**TASK STATEMENT**. Below are the records; give the number of their lines that contain the word "name" and nothing more.

**DATA EXTRACT**.
........

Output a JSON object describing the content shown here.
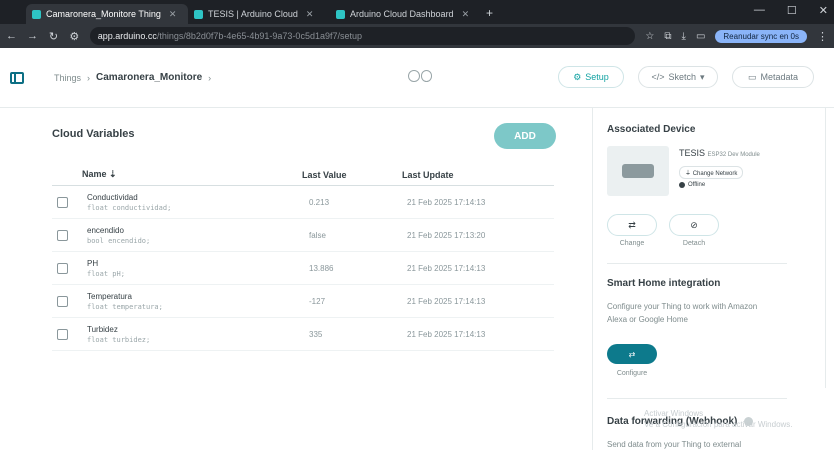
{
  "browser": {
    "tabs": [
      {
        "label": "Camaronera_Monitore Thing",
        "active": true
      },
      {
        "label": "TESIS | Arduino Cloud",
        "active": false
      },
      {
        "label": "Arduino Cloud Dashboard",
        "active": false
      }
    ],
    "new_tab": "+",
    "url_host": "app.arduino.cc",
    "url_path": "/things/8b2d0f7b-4e65-4b91-9a73-0c5d1a9f7/setup",
    "profile_label": "Reanudar sync en 0s",
    "window_controls": [
      "—",
      "☐",
      "✕"
    ]
  },
  "header": {
    "breadcrumb_root": "Things",
    "breadcrumb_current": "Camaronera_Monitore",
    "setup_label": "Setup",
    "sketch_label": "Sketch",
    "metadata_label": "Metadata"
  },
  "cloud_variables": {
    "title": "Cloud Variables",
    "add_label": "ADD",
    "columns": {
      "name": "Name ⇣",
      "last_value": "Last Value",
      "last_update": "Last Update"
    },
    "rows": [
      {
        "name": "Conductividad",
        "type": "float conductividad;",
        "value": "0.213",
        "updated": "21 Feb 2025 17:14:13"
      },
      {
        "name": "encendido",
        "type": "bool encendido;",
        "value": "false",
        "updated": "21 Feb 2025 17:13:20"
      },
      {
        "name": "PH",
        "type": "float pH;",
        "value": "13.886",
        "updated": "21 Feb 2025 17:14:13"
      },
      {
        "name": "Temperatura",
        "type": "float temperatura;",
        "value": "-127",
        "updated": "21 Feb 2025 17:14:13"
      },
      {
        "name": "Turbidez",
        "type": "float turbidez;",
        "value": "335",
        "updated": "21 Feb 2025 17:14:13"
      }
    ]
  },
  "device": {
    "section_title": "Associated Device",
    "name": "TESIS",
    "model": "ESP32 Dev Module",
    "change_network": "Change Network",
    "status": "Offline",
    "change_label": "Change",
    "detach_label": "Detach"
  },
  "smart_home": {
    "title": "Smart Home integration",
    "description": "Configure your Thing to work with Amazon Alexa or Google Home",
    "configure_label": "Configure"
  },
  "data_forwarding": {
    "title": "Data forwarding (Webhook)",
    "description": "Send data from your Thing to external"
  },
  "watermark": "Activar Windows\nVe a Configuración para activar Windows."
}
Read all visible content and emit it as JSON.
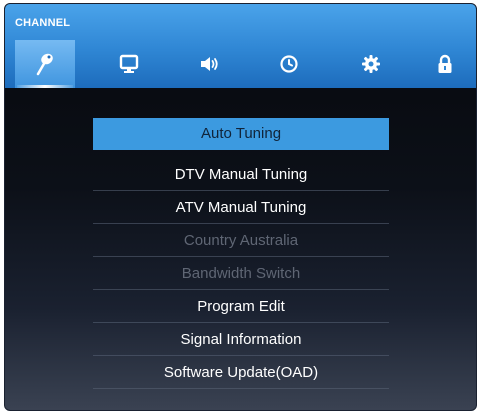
{
  "header": {
    "title": "CHANNEL"
  },
  "tabs": [
    {
      "icon": "satellite-dish-icon",
      "selected": true
    },
    {
      "icon": "monitor-icon",
      "selected": false
    },
    {
      "icon": "speaker-icon",
      "selected": false
    },
    {
      "icon": "clock-icon",
      "selected": false
    },
    {
      "icon": "gear-icon",
      "selected": false
    },
    {
      "icon": "lock-icon",
      "selected": false
    }
  ],
  "menu": {
    "items": [
      {
        "label": "Auto Tuning",
        "selected": true,
        "enabled": true
      },
      {
        "label": "DTV Manual Tuning",
        "selected": false,
        "enabled": true
      },
      {
        "label": "ATV Manual Tuning",
        "selected": false,
        "enabled": true
      },
      {
        "label": "Country Australia",
        "selected": false,
        "enabled": false
      },
      {
        "label": "Bandwidth Switch",
        "selected": false,
        "enabled": false
      },
      {
        "label": "Program Edit",
        "selected": false,
        "enabled": true
      },
      {
        "label": "Signal Information",
        "selected": false,
        "enabled": true
      },
      {
        "label": "Software Update(OAD)",
        "selected": false,
        "enabled": true
      }
    ]
  },
  "colors": {
    "header": "#2f86d4",
    "selected_item": "#3c9ae0",
    "disabled_text": "#5f6674",
    "text": "#ffffff"
  }
}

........

**ANSWER TO THE EXERCISE**. 7